|US4800104 *||Feb 27, 1987||Jan 24, 1989||The L.B.P. Partnership C.P.I. Corporation||Method and apparatus for the inspection of tubular members|
|Citing Patent||Filing date||Publication date||Applicant||Title|
|US5974885 *||May 7, 1997||Nov 2, 1999||Concurrent Technologies Corporation||Method and apparatus for measuring silver sheath thickness during drawing of high temperature superconducting wire|
|US6701656 *||Mar 13, 2002||Mar 9, 2004||Rheinmetall W & M Gmbh||Weapon barrel having a hard chromium inner layer|
|US7470056||Feb 11, 2005||Dec 30, 2008||Industrial Measurement Systems, Inc.||Methods and apparatus for monitoring a condition of a material|

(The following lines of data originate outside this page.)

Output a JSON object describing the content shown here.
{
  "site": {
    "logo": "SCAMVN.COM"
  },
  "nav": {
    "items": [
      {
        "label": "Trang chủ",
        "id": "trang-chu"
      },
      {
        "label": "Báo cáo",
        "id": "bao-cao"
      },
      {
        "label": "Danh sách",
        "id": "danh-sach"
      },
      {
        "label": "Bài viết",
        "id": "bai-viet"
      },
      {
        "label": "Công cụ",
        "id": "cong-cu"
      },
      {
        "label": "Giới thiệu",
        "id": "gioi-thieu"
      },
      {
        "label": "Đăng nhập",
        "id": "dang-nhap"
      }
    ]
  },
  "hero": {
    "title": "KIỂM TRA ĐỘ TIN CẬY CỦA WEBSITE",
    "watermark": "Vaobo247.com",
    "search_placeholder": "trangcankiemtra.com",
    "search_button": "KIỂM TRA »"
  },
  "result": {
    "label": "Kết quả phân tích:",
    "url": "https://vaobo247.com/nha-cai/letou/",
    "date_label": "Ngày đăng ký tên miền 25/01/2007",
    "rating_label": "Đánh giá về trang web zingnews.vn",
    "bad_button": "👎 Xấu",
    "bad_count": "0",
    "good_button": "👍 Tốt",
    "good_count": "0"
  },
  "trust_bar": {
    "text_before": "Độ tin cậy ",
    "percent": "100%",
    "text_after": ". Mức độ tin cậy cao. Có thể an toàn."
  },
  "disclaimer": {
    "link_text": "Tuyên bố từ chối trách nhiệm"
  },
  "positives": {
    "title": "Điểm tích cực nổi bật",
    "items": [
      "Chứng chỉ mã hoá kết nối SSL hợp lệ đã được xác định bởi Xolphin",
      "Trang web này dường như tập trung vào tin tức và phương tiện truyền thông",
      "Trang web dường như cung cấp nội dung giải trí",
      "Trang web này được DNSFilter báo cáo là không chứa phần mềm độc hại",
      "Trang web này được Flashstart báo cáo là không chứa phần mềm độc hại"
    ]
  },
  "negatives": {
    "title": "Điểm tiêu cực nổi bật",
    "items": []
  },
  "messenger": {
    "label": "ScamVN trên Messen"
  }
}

|US7726875||Oct 14, 2008||Jun 1, 2010||Industrial Measurement Systems, Inc.||Methods and apparatus for monitoring a condition of a material|
|US8256953||Oct 31, 2008||Sep 4, 2012||Yuhas Donald E||Methods and apparatus for measuring temperature and heat flux in a material using ultrasound|
|US20060075817 *||Feb 11, 2005||Apr 13, 2006||Yuhas Donald E||Methods and system for monitoring a condition of a material|
|US20100111133 *||Oct 31, 2008||May 6, 2010||Yuhas Donald E||Methods and apparatus for measuring temperature and heat flux in a material using ultrasound|
|U.S. Classification||427/9, 427/239, 427/560, 427/600|
|International Classification||F41A31/02, C25D21/12|
|Cooperative Classification||C25D21/12, F41A31/02|
|European Classification||F41A31/02, C25D21/12|
|Sep 25, 1992||AS||Assignment|
Owner name: UNITED STATES OF AMERICA, SECRETARY OF THE ARMY, D
Free format text: ASSIGNMENT OF ASSIGNORS INTEREST.;ASSIGNORS:FRANKEL, JULIUS;DOXBECK, MARK;REEL/FRAME:006294/0262
Effective date: 19910826
|Jul 26, 1996||FPAY||Fee payment|
Year of fee payment: 4
|Aug 22, 2000||REMI||Maintenance fee reminder mailed|
|Jan 28, 2001||LAPS||Lapse for failure to pay maintenance fees|
|Apr 3, 2001||FP||Expired due to failure to pay maintenance fee|
Effective date: 20010126